The two could not have imagined they would become half of a foursome that would ignite a global fan base that, with the exception of Elvis Presley, had not been seen before or since.
Source: Kentucky Com
Credit: DAVE THOMPSON — ASSOCIATED PRESS
Mike Geraghty says histo , “Still With You (Tribute to George Harrison),” while not a George Harrison song, reflects as much of him as he could put in it. And the end result is amazingly close to something George himself might have done.
“A little while after George Harrison's passing I wanted to compose a tribute to him and his,” he said, discussing how the song came about. “I chose to approach the song as though George himself were writing it. What would he say to his family, friends and fans.
Animator Ron Campbell, best known for directing “The Beatles” cartoon series and for working on “The Yellow Submarine” movie, will be appearing at the 102.9 WMGK Classic Rock Art Show at the Neshaminy Mall.
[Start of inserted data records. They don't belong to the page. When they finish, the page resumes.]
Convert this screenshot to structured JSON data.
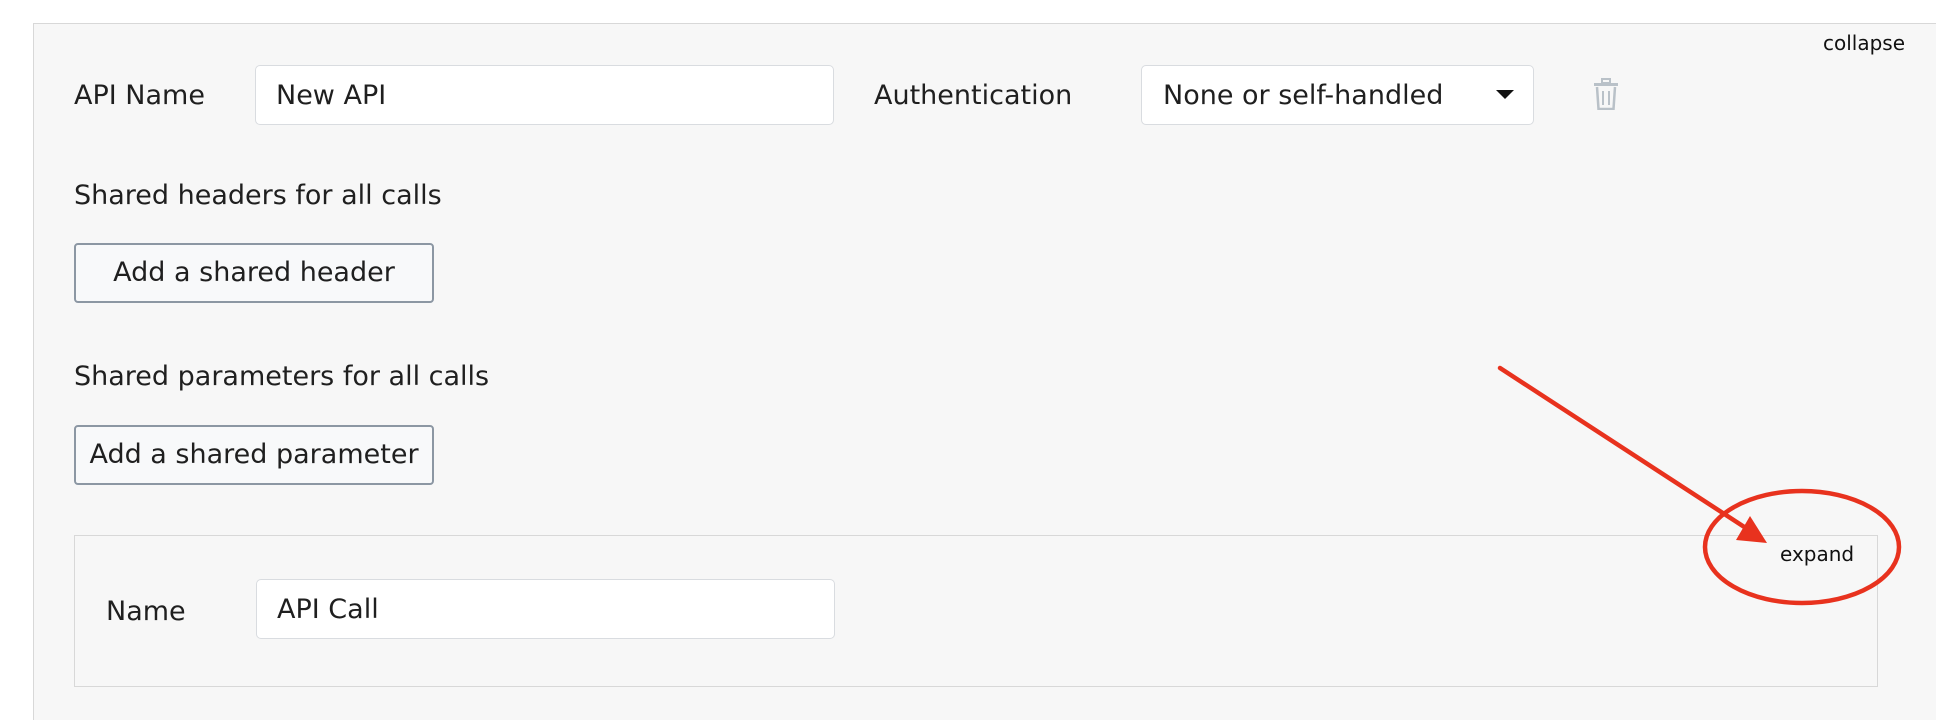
{
  "api": {
    "collapse_label": "collapse",
    "name_label": "API Name",
    "name_value": "New API",
    "auth_label": "Authentication",
    "auth_value": "None or self-handled",
    "delete_icon": "trash-icon"
  },
  "shared_headers": {
    "heading": "Shared headers for all calls",
    "add_button": "Add a shared header"
  },
  "shared_parameters": {
    "heading": "Shared parameters for all calls",
    "add_button": "Add a shared parameter"
  },
  "call": {
    "expand_label": "expand",
    "name_label": "Name",
    "name_value": "API Call"
  },
  "annotation": {
    "color": "#e8321e"
  }
}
Ron Campbell’s back is aching. For two weeks, he’s been painting a 7-foot-long watercolor commissioned by the Beatles-inspired Hard Days Night Hotel in Liverpool, England.
“It’s killing me,” he says in a telephone conversation from his home north of Phoenix. “My back is going out leaning over it all this time.”
Not that Campbell is complaining. Five years after retiring from a 50-year career as a TV and film animator, his paintings are still in demand at art shows around the country.